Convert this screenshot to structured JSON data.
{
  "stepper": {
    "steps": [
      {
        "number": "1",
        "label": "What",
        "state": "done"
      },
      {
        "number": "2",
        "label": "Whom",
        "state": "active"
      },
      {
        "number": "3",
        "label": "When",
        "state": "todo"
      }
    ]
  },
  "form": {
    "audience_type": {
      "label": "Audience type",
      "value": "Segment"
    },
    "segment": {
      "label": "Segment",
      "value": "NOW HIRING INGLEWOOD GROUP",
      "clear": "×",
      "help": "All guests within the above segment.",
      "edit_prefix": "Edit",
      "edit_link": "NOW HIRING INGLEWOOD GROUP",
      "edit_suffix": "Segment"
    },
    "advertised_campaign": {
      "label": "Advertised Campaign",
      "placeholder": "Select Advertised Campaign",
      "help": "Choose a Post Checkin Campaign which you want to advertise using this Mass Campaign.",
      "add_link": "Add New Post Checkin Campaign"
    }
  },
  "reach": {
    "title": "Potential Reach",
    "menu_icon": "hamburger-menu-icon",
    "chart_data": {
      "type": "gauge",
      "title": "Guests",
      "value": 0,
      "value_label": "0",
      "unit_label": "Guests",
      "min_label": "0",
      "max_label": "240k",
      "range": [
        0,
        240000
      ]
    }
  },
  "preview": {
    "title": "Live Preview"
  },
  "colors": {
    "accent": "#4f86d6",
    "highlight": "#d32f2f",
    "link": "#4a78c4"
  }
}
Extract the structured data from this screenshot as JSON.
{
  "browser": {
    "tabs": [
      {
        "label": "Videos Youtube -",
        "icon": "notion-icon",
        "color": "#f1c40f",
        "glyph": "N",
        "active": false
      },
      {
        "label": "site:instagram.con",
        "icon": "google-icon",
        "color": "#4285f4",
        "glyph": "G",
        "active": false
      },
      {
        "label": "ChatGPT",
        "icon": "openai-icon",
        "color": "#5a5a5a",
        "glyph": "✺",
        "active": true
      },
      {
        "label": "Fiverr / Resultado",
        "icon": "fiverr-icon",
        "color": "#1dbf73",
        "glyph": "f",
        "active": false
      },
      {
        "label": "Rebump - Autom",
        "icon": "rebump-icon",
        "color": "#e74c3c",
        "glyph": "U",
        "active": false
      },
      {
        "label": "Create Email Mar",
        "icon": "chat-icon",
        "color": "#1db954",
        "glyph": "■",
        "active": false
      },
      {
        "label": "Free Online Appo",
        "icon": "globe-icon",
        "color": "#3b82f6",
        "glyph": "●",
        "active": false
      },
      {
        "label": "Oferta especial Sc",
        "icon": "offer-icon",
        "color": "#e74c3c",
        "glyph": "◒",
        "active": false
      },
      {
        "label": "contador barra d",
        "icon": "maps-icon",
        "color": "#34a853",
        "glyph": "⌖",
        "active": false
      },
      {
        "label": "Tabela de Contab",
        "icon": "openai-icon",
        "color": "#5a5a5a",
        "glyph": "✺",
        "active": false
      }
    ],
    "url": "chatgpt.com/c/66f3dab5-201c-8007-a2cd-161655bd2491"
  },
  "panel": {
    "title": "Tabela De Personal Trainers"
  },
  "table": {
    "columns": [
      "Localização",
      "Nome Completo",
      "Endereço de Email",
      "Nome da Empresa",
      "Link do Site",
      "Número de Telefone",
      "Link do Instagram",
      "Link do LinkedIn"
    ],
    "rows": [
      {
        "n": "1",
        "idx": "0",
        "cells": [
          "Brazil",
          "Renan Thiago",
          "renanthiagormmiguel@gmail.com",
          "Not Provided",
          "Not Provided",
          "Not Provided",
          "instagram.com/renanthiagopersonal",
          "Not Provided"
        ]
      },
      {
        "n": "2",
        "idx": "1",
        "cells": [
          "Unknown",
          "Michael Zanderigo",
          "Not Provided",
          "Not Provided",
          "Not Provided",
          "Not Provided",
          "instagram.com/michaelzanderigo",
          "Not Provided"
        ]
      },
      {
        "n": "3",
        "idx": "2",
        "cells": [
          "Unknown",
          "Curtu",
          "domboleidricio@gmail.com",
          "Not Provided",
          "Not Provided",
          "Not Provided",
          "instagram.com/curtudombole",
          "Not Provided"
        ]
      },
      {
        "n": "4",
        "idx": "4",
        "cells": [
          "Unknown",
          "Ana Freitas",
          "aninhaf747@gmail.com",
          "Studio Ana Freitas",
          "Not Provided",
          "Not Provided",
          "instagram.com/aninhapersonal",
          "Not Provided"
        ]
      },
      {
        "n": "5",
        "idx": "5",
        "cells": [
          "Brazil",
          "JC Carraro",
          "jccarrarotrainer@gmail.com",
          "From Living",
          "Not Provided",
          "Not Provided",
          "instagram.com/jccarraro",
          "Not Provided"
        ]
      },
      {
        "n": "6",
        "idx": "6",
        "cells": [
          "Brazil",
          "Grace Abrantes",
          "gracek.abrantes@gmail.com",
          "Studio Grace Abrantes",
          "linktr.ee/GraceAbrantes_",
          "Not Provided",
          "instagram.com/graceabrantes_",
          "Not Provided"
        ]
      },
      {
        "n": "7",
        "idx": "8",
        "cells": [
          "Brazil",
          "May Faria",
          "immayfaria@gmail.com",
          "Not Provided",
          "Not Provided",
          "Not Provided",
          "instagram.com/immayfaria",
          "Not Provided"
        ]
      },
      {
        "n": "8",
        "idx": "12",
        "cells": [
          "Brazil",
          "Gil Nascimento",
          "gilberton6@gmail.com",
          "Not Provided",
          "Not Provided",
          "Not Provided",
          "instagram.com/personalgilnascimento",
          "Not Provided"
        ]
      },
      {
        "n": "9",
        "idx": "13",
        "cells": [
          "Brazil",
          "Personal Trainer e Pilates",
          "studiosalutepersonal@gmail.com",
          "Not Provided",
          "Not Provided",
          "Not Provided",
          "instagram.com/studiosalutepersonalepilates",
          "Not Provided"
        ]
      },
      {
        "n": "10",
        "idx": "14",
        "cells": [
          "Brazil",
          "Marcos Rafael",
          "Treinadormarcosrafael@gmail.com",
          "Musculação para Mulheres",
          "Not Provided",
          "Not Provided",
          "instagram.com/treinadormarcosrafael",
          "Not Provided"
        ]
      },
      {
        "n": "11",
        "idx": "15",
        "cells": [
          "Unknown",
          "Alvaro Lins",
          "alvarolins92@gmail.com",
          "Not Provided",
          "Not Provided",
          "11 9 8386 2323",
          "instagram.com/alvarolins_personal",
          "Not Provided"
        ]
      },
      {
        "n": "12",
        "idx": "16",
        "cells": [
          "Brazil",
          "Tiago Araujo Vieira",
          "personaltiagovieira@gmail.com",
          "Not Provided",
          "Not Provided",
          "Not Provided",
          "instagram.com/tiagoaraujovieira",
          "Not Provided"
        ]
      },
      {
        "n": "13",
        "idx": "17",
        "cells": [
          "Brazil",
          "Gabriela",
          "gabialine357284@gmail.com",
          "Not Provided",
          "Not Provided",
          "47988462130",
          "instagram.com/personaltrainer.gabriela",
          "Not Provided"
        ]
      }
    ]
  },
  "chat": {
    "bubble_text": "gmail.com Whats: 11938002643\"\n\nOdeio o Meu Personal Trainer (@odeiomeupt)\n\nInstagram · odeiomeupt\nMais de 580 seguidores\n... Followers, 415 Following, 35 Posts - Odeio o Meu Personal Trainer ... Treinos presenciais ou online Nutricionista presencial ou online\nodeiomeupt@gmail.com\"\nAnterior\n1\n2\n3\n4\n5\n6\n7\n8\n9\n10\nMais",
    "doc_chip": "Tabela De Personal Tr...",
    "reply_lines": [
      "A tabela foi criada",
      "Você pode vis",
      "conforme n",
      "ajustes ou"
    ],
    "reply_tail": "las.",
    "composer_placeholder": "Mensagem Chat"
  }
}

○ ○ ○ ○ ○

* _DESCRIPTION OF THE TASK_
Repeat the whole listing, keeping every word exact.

* _WRITTEN ANSWER_
Convert this screenshot to structured JSON data.
{
  "stepper": {
    "steps": [
      {
        "number": "1",
        "label": "What",
        "state": "done"
      },
      {
        "number": "2",
        "label": "Whom",
        "state": "active"
      },
      {
        "number": "3",
        "label": "When",
        "state": "todo"
      }
    ]
  },
  "form": {
    "audience_type": {
      "label": "Audience type",
      "value": "Segment"
    },
    "segment": {
      "label": "Segment",
      "value": "NOW HIRING INGLEWOOD GROUP",
      "clear": "×",
      "help": "All guests within the above segment.",
      "edit_prefix": "Edit",
      "edit_link": "NOW HIRING INGLEWOOD GROUP",
      "edit_suffix": "Segment"
    },
    "advertised_campaign": {
      "label": "Advertised Campaign",
      "placeholder": "Select Advertised Campaign",
      "help": "Choose a Post Checkin Campaign which you want to advertise using this Mass Campaign.",
      "add_link": "Add New Post Checkin Campaign"
    }
  },
  "reach": {
    "title": "Potential Reach",
    "menu_icon": "hamburger-menu-icon",
    "chart_data": {
      "type": "gauge",
      "title": "Guests",
      "value": 0,
      "value_label": "0",
      "unit_label": "Guests",
      "min_label": "0",
      "max_label": "240k",
      "range": [
        0,
        240000
      ]
    }
  },
  "preview": {
    "title": "Live Preview"
  },
  "colors": {
    "accent": "#4f86d6",
    "highlight": "#d32f2f",
    "link": "#4a78c4"
  }
}
Extract the structured data from this screenshot as JSON.
{
  "browser": {
    "tabs": [
      {
        "label": "Videos Youtube -",
        "icon": "notion-icon",
        "color": "#f1c40f",
        "glyph": "N",
        "active": false
      },
      {
        "label": "site:instagram.con",
        "icon": "google-icon",
        "color": "#4285f4",
        "glyph": "G",
        "active": false
      },
      {
        "label": "ChatGPT",
        "icon": "openai-icon",
        "color": "#5a5a5a",
        "glyph": "✺",
        "active": true
      },
      {
        "label": "Fiverr / Resultado",
        "icon": "fiverr-icon",
        "color": "#1dbf73",
        "glyph": "f",
        "active": false
      },
      {
        "label": "Rebump - Autom",
        "icon": "rebump-icon",
        "color": "#e74c3c",
        "glyph": "U",
        "active": false
      },
      {
        "label": "Create Email Mar",
        "icon": "chat-icon",
        "color": "#1db954",
        "glyph": "■",
        "active": false
      },
      {
        "label": "Free Online Appo",
        "icon": "globe-icon",
        "color": "#3b82f6",
        "glyph": "●",
        "active": false
      },
      {
        "label": "Oferta especial Sc",
        "icon": "offer-icon",
        "color": "#e74c3c",
        "glyph": "◒",
        "active": false
      },
      {
        "label": "contador barra d",
        "icon": "maps-icon",
        "color": "#34a853",
        "glyph": "⌖",
        "active": false
      },
      {
        "label": "Tabela de Contab",
        "icon": "openai-icon",
        "color": "#5a5a5a",
        "glyph": "✺",
        "active": false
      }
    ],
    "url": "chatgpt.com/c/66f3dab5-201c-8007-a2cd-161655bd2491"
  },
  "panel": {
    "title": "Tabela De Personal Trainers"
  },
  "table": {
    "columns": [
      "Localização",
      "Nome Completo",
      "Endereço de Email",
      "Nome da Empresa",
      "Link do Site",
      "Número de Telefone",
      "Link do Instagram",
      "Link do LinkedIn"
    ],
    "rows": [
      {
        "n": "1",
        "idx": "0",
        "cells": [
          "Brazil",
          "Renan Thiago",
          "renanthiagormmiguel@gmail.com",
          "Not Provided",
          "Not Provided",
          "Not Provided",
          "instagram.com/renanthiagopersonal",
          "Not Provided"
        ]
      },
      {
        "n": "2",
        "idx": "1",
        "cells": [
          "Unknown",
          "Michael Zanderigo",
          "Not Provided",
          "Not Provided",
          "Not Provided",
          "Not Provided",
          "instagram.com/michaelzanderigo",
          "Not Provided"
        ]
      },
      {
        "n": "3",
        "idx": "2",
        "cells": [
          "Unknown",
          "Curtu",
          "domboleidricio@gmail.com",
          "Not Provided",
          "Not Provided",
          "Not Provided",
          "instagram.com/curtudombole",
          "Not Provided"
        ]
      },
      {
        "n": "4",
        "idx": "4",
        "cells": [
          "Unknown",
          "Ana Freitas",
          "aninhaf747@gmail.com",
          "Studio Ana Freitas",
          "Not Provided",
          "Not Provided",
          "instagram.com/aninhapersonal",
          "Not Provided"
        ]
      },
      {
        "n": "5",
        "idx": "5",
        "cells": [
          "Brazil",
          "JC Carraro",
          "jccarrarotrainer@gmail.com",
          "From Living",
          "Not Provided",
          "Not Provided",
          "instagram.com/jccarraro",
          "Not Provided"
        ]
      },
      {
        "n": "6",
        "idx": "6",
        "cells": [
          "Brazil",
          "Grace Abrantes",
          "gracek.abrantes@gmail.com",
          "Studio Grace Abrantes",
          "linktr.ee/GraceAbrantes_",
          "Not Provided",
          "instagram.com/graceabrantes_",
          "Not Provided"
        ]
      },
      {
        "n": "7",
        "idx": "8",
        "cells": [
          "Brazil",
          "May Faria",
          "immayfaria@gmail.com",
          "Not Provided",
          "Not Provided",
          "Not Provided",
          "instagram.com/immayfaria",
          "Not Provided"
        ]
      },
      {
        "n": "8",
        "idx": "12",
        "cells": [
          "Brazil",
          "Gil Nascimento",
          "gilberton6@gmail.com",
          "Not Provided",
          "Not Provided",
          "Not Provided",
          "instagram.com/personalgilnascimento",
          "Not Provided"
        ]
      },
      {
        "n": "9",
        "idx": "13",
        "cells": [
          "Brazil",
          "Personal Trainer e Pilates",
          "studiosalutepersonal@gmail.com",
          "Not Provided",
          "Not Provided",
          "Not Provided",
          "instagram.com/studiosalutepersonalepilates",
          "Not Provided"
        ]
      },
      {
        "n": "10",
        "idx": "14",
        "cells": [
          "Brazil",
          "Marcos Rafael",
          "Treinadormarcosrafael@gmail.com",
          "Musculação para Mulheres",
          "Not Provided",
          "Not Provided",
          "instagram.com/treinadormarcosrafael",
          "Not Provided"
        ]
      },
      {
        "n": "11",
        "idx": "15",
        "cells": [
          "Unknown",
          "Alvaro Lins",
          "alvarolins92@gmail.com",
          "Not Provided",
          "Not Provided",
          "11 9 8386 2323",
          "instagram.com/alvarolins_personal",
          "Not Provided"
        ]
      },
      {
        "n": "12",
        "idx": "16",
        "cells": [
          "Brazil",
          "Tiago Araujo Vieira",
          "personaltiagovieira@gmail.com",
          "Not Provided",
          "Not Provided",
          "Not Provided",
          "instagram.com/tiagoaraujovieira",
          "Not Provided"
        ]
      },
      {
        "n": "13",
        "idx": "17",
        "cells": [
          "Brazil",
          "Gabriela",
          "gabialine357284@gmail.com",
          "Not Provided",
          "Not Provided",
          "47988462130",
          "instagram.com/personaltrainer.gabriela",
          "Not Provided"
        ]
      }
    ]
  },
  "chat": {
    "bubble_text": "gmail.com Whats: 11938002643\"\n\nOdeio o Meu Personal Trainer (@odeiomeupt)\n\nInstagram · odeiomeupt\nMais de 580 seguidores\n... Followers, 415 Following, 35 Posts - Odeio o Meu Personal Trainer ... Treinos presenciais ou online Nutricionista presencial ou online\nodeiomeupt@gmail.com\"\nAnterior\n1\n2\n3\n4\n5\n6\n7\n8\n9\n10\nMais",
    "doc_chip": "Tabela De Personal Tr...",
    "reply_lines": [
      "A tabela foi criada",
      "Você pode vis",
      "conforme n",
      "ajustes ou"
    ],
    "reply_tail": "las.",
    "composer_placeholder": "Mensagem Chat"
  }
}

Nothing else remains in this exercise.